It has been two months since the first case of “coronavirus” was detected in the city of Wuhan in Hubei province of Mainland China. As the months, weeks and days have passed we have seen the growth of cases, unfortunately, deaths around the world. The health impact is a global community concern and many are contributing to both managing the current situation and finding an antidote for the virus.
There is a global supply chain / economic issue happening at the same time has been fueled by the fact that this outbreak came on top of the Chinese New Year (CNY) when many workers within China traveled domestically and internationally to visit relatives and friends, and now finding it hard to travel due to the restrictions.
The “official” return to work dates as we have seen are varying from city to city, province to province, and we even see workers unable or not wanting to return to work for fear of still contracting the virus. Factories that are staffed, in many cases do not have a full roll call and quite possibly do not have raw materials to commence manufacture. Transport companies are short of staff thereby creating lack of trucks to transport goods that are available. Ports are congested, reefer plugs in many ports are full and containers are being diverted to other ports to remain on power and surcharges have been applied by some shipping lines to cover these costs.
Companies globally are trying to source goods from other parts of the world and those suppliers will not be able to fully address all requests so shelf stocks will slowly start to reduce its volume.
Lars Jensen, from SeaIntelligence in Copenhagen, said the loss of traffic was running at 300,000 containers a week. This would cause a logistical crunch in Europe in early March even if the epidemic is brought under control quickly.
“The dominoes are toppling through the whole chain. When ships don’t leave port in China, they don’t stop to pick up cargo in Hong Kong, Saigon, or Singapore either. Freight rates are in free fall,” he said.

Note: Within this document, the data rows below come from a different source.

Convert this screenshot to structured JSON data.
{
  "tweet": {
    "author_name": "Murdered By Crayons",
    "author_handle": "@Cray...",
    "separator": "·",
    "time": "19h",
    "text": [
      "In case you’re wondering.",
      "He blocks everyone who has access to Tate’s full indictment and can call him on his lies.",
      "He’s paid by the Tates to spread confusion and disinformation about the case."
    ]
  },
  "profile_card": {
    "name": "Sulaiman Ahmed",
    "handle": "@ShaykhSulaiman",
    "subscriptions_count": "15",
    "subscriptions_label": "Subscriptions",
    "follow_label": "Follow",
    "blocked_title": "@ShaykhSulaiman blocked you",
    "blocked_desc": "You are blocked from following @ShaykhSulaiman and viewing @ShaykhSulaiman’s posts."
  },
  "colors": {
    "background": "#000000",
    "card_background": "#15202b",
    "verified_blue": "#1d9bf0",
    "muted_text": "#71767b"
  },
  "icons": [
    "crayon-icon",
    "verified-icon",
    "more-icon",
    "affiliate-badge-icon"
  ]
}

Refrigerated ships full of frozen food – known as “reefers” – are unable to enter Chinese ports because the berths are taken and they cannot tap into electricity charges. Meat supplies are spoiling at sea.
The US Agriculture Transportation Commission said the Pacific supply chain had been badly “compromised” and logistical headaches were building up at US ports. There will soon be an acute lack of containers in both American and Europe ports.
Mr. Jensen said European factories were already feeling the shock. “The first hit is the auto industry as it has a very tight supply chain. Companies are having to airlift in supplies from Asia, which is extraordinary expensice,” he said.
So as we head into weekend, and another week, we wait to see what changes will bring on the “return to work” horizon.
Industry must maintain close relations with their forwarders, agents, shipping lines, suppliers and clients in China to ensure that they have the latest information available.